Gifting property does not necessarily trigger a capital gains tax liability. If you gift property to your spouse or a qualified domestic partner, there is no gift tax or capital gains tax due. However, if you gift property to anyone else, including your children, you may be liable for gift tax and capital gains tax.
Gift tax is a tax on the value of the property you gift to another person. The annual gift tax exclusion for 2023 is $17,000 per recipient. This means that you can gift up to $17,000 to each individual each year without having to pay gift tax. However, if you gift more than $17,000 to any individual in a year, you will be required to file a gift tax return and pay gift tax on the excess amount.

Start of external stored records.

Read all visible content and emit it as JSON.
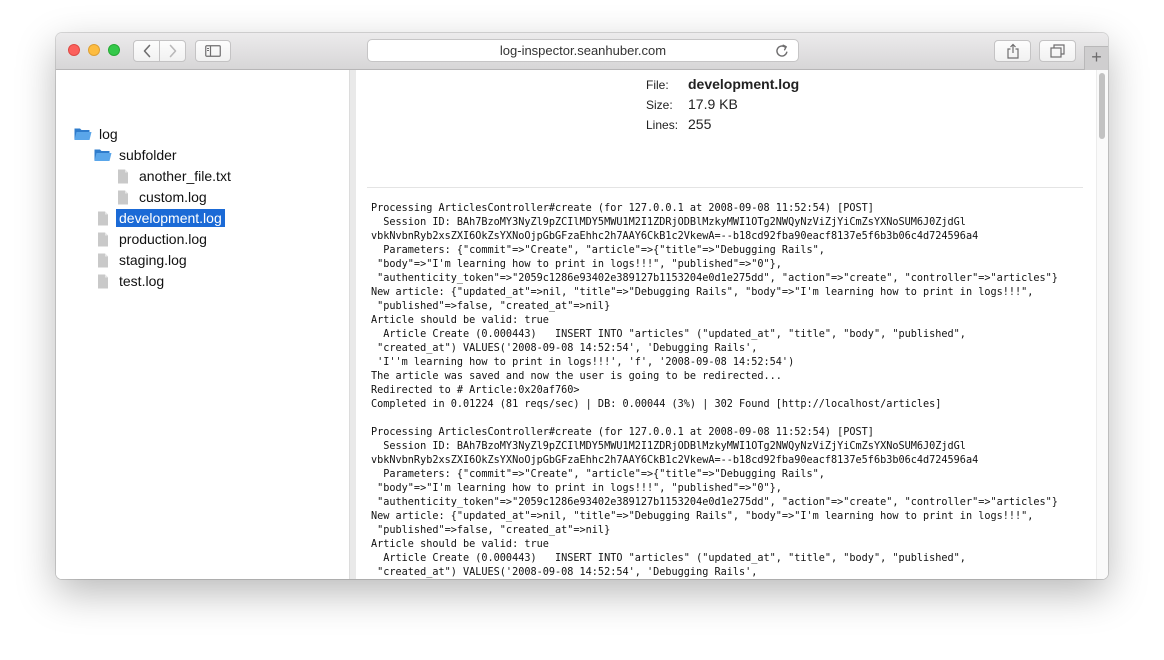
{
  "browser": {
    "url": "log-inspector.seanhuber.com",
    "icons": {
      "back": "chevron-left-icon",
      "forward": "chevron-right-icon",
      "sidebar": "sidebar-icon",
      "reload": "reload-icon",
      "share": "share-icon",
      "tabs": "tabs-icon",
      "new_tab": "plus-icon"
    },
    "new_tab_label": "+"
  },
  "sidebar": {
    "tree": [
      {
        "label": "log",
        "icon": "folder-open-icon",
        "level": 0
      },
      {
        "label": "subfolder",
        "icon": "folder-open-icon",
        "level": 1
      },
      {
        "label": "another_file.txt",
        "icon": "file-icon",
        "level": 2
      },
      {
        "label": "custom.log",
        "icon": "file-icon",
        "level": 2
      },
      {
        "label": "development.log",
        "icon": "file-icon",
        "level": 1,
        "selected": true
      },
      {
        "label": "production.log",
        "icon": "file-icon",
        "level": 1
      },
      {
        "label": "staging.log",
        "icon": "file-icon",
        "level": 1
      },
      {
        "label": "test.log",
        "icon": "file-icon",
        "level": 1
      }
    ],
    "selection_color": "#1b6ad6",
    "folder_color": "#3d8fd9"
  },
  "file_info": {
    "file_label": "File:",
    "file_value": "development.log",
    "size_label": "Size:",
    "size_value": "17.9 KB",
    "lines_label": "Lines:",
    "lines_value": "255"
  },
  "log_content": "Processing ArticlesController#create (for 127.0.0.1 at 2008-09-08 11:52:54) [POST]\n  Session ID: BAh7BzoMY3NyZl9pZCIlMDY5MWU1M2I1ZDRjODBlMzkyMWI1OTg2NWQyNzViZjYiCmZsYXNoSUM6J0ZjdGl\nvbkNvbnRyb2xsZXI6OkZsYXNoOjpGbGFzaEhhc2h7AAY6CkB1c2VkewA=--b18cd92fba90eacf8137e5f6b3b06c4d724596a4\n  Parameters: {\"commit\"=>\"Create\", \"article\"=>{\"title\"=>\"Debugging Rails\",\n \"body\"=>\"I'm learning how to print in logs!!!\", \"published\"=>\"0\"},\n \"authenticity_token\"=>\"2059c1286e93402e389127b1153204e0d1e275dd\", \"action\"=>\"create\", \"controller\"=>\"articles\"}\nNew article: {\"updated_at\"=>nil, \"title\"=>\"Debugging Rails\", \"body\"=>\"I'm learning how to print in logs!!!\",\n \"published\"=>false, \"created_at\"=>nil}\nArticle should be valid: true\n  Article Create (0.000443)   INSERT INTO \"articles\" (\"updated_at\", \"title\", \"body\", \"published\",\n \"created_at\") VALUES('2008-09-08 14:52:54', 'Debugging Rails',\n 'I''m learning how to print in logs!!!', 'f', '2008-09-08 14:52:54')\nThe article was saved and now the user is going to be redirected...\nRedirected to # Article:0x20af760>\nCompleted in 0.01224 (81 reqs/sec) | DB: 0.00044 (3%) | 302 Found [http://localhost/articles]\n\nProcessing ArticlesController#create (for 127.0.0.1 at 2008-09-08 11:52:54) [POST]\n  Session ID: BAh7BzoMY3NyZl9pZCIlMDY5MWU1M2I1ZDRjODBlMzkyMWI1OTg2NWQyNzViZjYiCmZsYXNoSUM6J0ZjdGl\nvbkNvbnRyb2xsZXI6OkZsYXNoOjpGbGFzaEhhc2h7AAY6CkB1c2VkewA=--b18cd92fba90eacf8137e5f6b3b06c4d724596a4\n  Parameters: {\"commit\"=>\"Create\", \"article\"=>{\"title\"=>\"Debugging Rails\",\n \"body\"=>\"I'm learning how to print in logs!!!\", \"published\"=>\"0\"},\n \"authenticity_token\"=>\"2059c1286e93402e389127b1153204e0d1e275dd\", \"action\"=>\"create\", \"controller\"=>\"articles\"}\nNew article: {\"updated_at\"=>nil, \"title\"=>\"Debugging Rails\", \"body\"=>\"I'm learning how to print in logs!!!\",\n \"published\"=>false, \"created_at\"=>nil}\nArticle should be valid: true\n  Article Create (0.000443)   INSERT INTO \"articles\" (\"updated_at\", \"title\", \"body\", \"published\",\n \"created_at\") VALUES('2008-09-08 14:52:54', 'Debugging Rails',\n 'I''m learning how to print in logs!!!', 'f', '2008-09-08 14:52:54')\nThe article was saved and now the user is going to be redirected...\nRedirected to # Article:0x20af760>"
}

Capital gains tax is still a potential concern even if you do not have to pay gift tax. When you gift property, the recipient takes on your basis in the property. This means that the recipient will calculate their capital gains tax liability based on the purchase price you paid for the property, plus any capital improvements you made to the property.
If you have appreciated property, meaning that the value of the property has increased since you purchased it, you may be liable for capital gains tax when you gift the property. However, you can reduce or eliminate your capital gains tax liability by gifting the property to a spouse or qualified domestic partner, or by claiming the lifetime gift tax exemption.
Navigating Tax Consequences
There are a number of things you can do to navigate the tax consequences of property gifting:
- Claim the annual gift tax exclusion. If you gift less than $17,000 to each individual each year, you will not have to pay gift tax.
- Gift property to a spouse or qualified domestic partner. Spouses and qualified domestic partners can exchange property without incurring gift tax or capital gains tax.
- Claim the lifetime gift tax exemption. The lifetime gift tax exemption is $12.92 million for individuals and $25.84 million for married couples in 2023. If you make lifetime gifts that exceed the lifetime gift tax exemption, you will be required to pay gift tax on the excess amount.
- Consider using a grantor retained annuity trust (GRAT). A GRAT is a type of irrevocable trust that allows you to gift property to a beneficiary while retaining the right to receive an annuity payment for a specified number of years. After the annuity term ends, the remaining assets in the trust are transferred to the beneficiary tax-free.
- Work with a tax advisor. A tax advisor can help you develop a tax-efficient plan for gifting property.
Gifting property can be a great way to share your wealth with loved ones. However, it is important to be aware of the tax consequences of property gifting, including capital gains tax. By taking steps to reduce or eliminate your tax liability, you can minimize the financial impact of gifting property.